“We take care of our own, Murbella. Once you’re a Bene Gesserit, you’re assured of lifelong maintenance.”
“A comfortable niche.” Sneering.
Odrade spoke softly. “Something quite different. You are challenged throughout your life. You repay the Sisterhood right up to the limits of your abilities.”
Dune Vol. 6: “Chapterhouse Dune”
I get the impression that many people don’t want to give criticism today. I’m not talking about the outrage porn on Twitter or other so-called social media — these people do not want others to improve. They just want to feel moral by finding — or rather asserting — fault in other people. I mean people in whose interest (and job description) it is to help others improve.
The rational seems to be that any criticism is negative, as if it were a cold wind that would snuff out any potential. Even worse, some people actively intervene when others are criticized, as if they needed to defend them from any negative feedback. Akin to the “soft bigotry of low expectations”, they don’t think that others can deal with criticism or defend themselves against it. No matter that it might be justified.
But if you do not allow for criticism, how can people get a realistic view of themselves, their capabilities, and where they need to improve? And if people are defended against criticism that goes too far, how will they ever learn to deal with it themselves?
So, while I think the environment should work for you, I am very skeptical of making the social environment friction free. It might be nicer if everything is accepted and nothing is criticized, but I don’t think you can improve under these conditions. Not when it comes to improving your current and future work, and not when it comes to defending yourself against criticism (or even taunts).
In this sense, I think Pausch was right when he wrote:
Coach Graham used to ride me hard. I remember one practice in particular. “You’re doing it all wrong, Pausch. Go back! Do it again!” I tried to do what he wanted. It wasn’t enough. “You owe me, Pausch! You’re doing push-ups after practice.”
When I was finally dismissed, one of the assistant coaches came over to reassure me. “Coach Graham rode you pretty hard, didn’t he?” he said.
I could barely muster a “yeah.”
“That’s a good thing,” the assistant told me. ” When you’re screwing up and nobody says anything to you anymore, that means they’ve given up on you.”
That lesson has stuck with me my whole life.

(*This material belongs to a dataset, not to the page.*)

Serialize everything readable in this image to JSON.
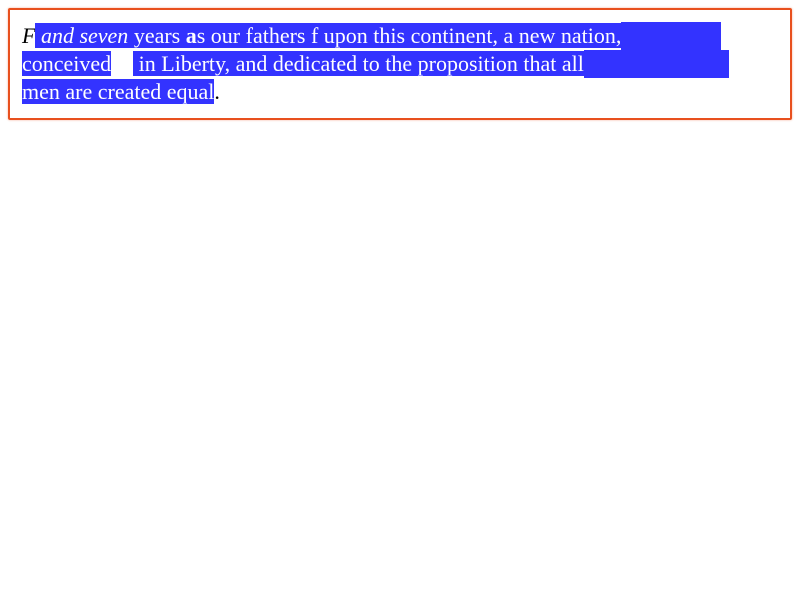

When you see yourself doing something badly and nobody’s bothering to tell you anymore, that’s a bad place to be. You may not want to hear it, but your critics are often the ones telling you they still love you and care about you, and want to make you better.
“The Last Lecture” by Randy Pausch
It’s something we should not forget if you actually care about other people.